**** EXCERPTED RECORDS ****

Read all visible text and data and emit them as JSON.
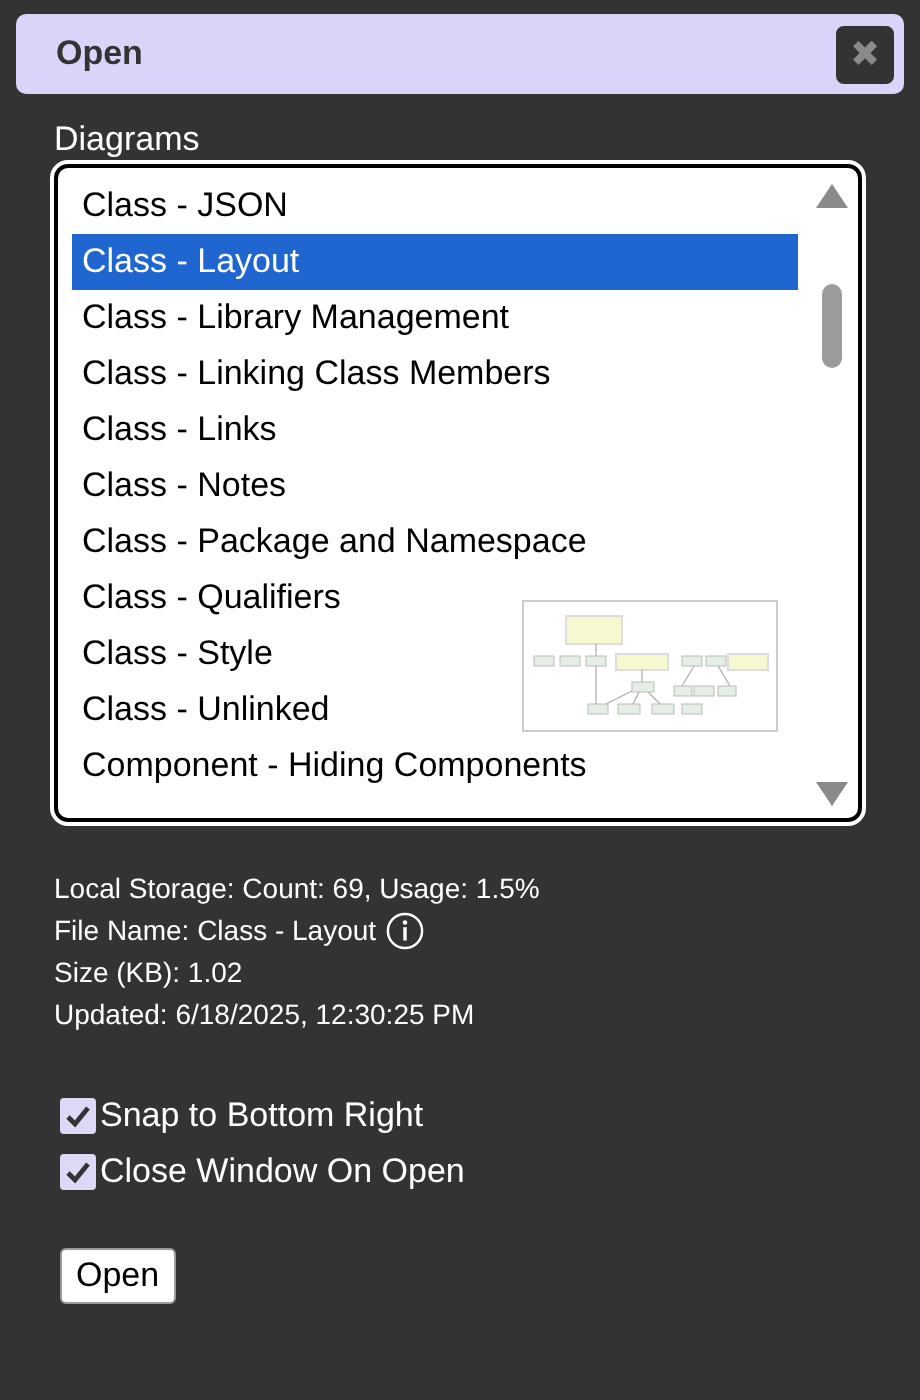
{
  "window": {
    "title": "Open",
    "close": "✖"
  },
  "diagrams": {
    "label": "Diagrams",
    "items": [
      {
        "label": "Class - JSON",
        "selected": false
      },
      {
        "label": "Class - Layout",
        "selected": true
      },
      {
        "label": "Class - Library Management",
        "selected": false
      },
      {
        "label": "Class - Linking Class Members",
        "selected": false
      },
      {
        "label": "Class - Links",
        "selected": false
      },
      {
        "label": "Class - Notes",
        "selected": false
      },
      {
        "label": "Class - Package and Namespace",
        "selected": false
      },
      {
        "label": "Class - Qualifiers",
        "selected": false
      },
      {
        "label": "Class - Style",
        "selected": false
      },
      {
        "label": "Class - Unlinked",
        "selected": false
      },
      {
        "label": "Component - Hiding Components",
        "selected": false
      }
    ]
  },
  "info": [
    {
      "text": "Local Storage: Count: 69, Usage: 1.5%",
      "info_icon": false
    },
    {
      "text": "File Name: Class - Layout",
      "info_icon": true
    },
    {
      "text": "Size (KB): 1.02",
      "info_icon": false
    },
    {
      "text": "Updated: 6/18/2025, 12:30:25 PM",
      "info_icon": false
    }
  ],
  "options": [
    {
      "label": "Snap to Bottom Right",
      "checked": true
    },
    {
      "label": "Close Window On Open",
      "checked": true
    }
  ],
  "button": "Open"
}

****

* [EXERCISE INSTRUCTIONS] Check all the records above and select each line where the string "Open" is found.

* [WRITTEN ANSWER]
    "title": "Open",
      "label": "Close Window On Open",
  "button": "Open"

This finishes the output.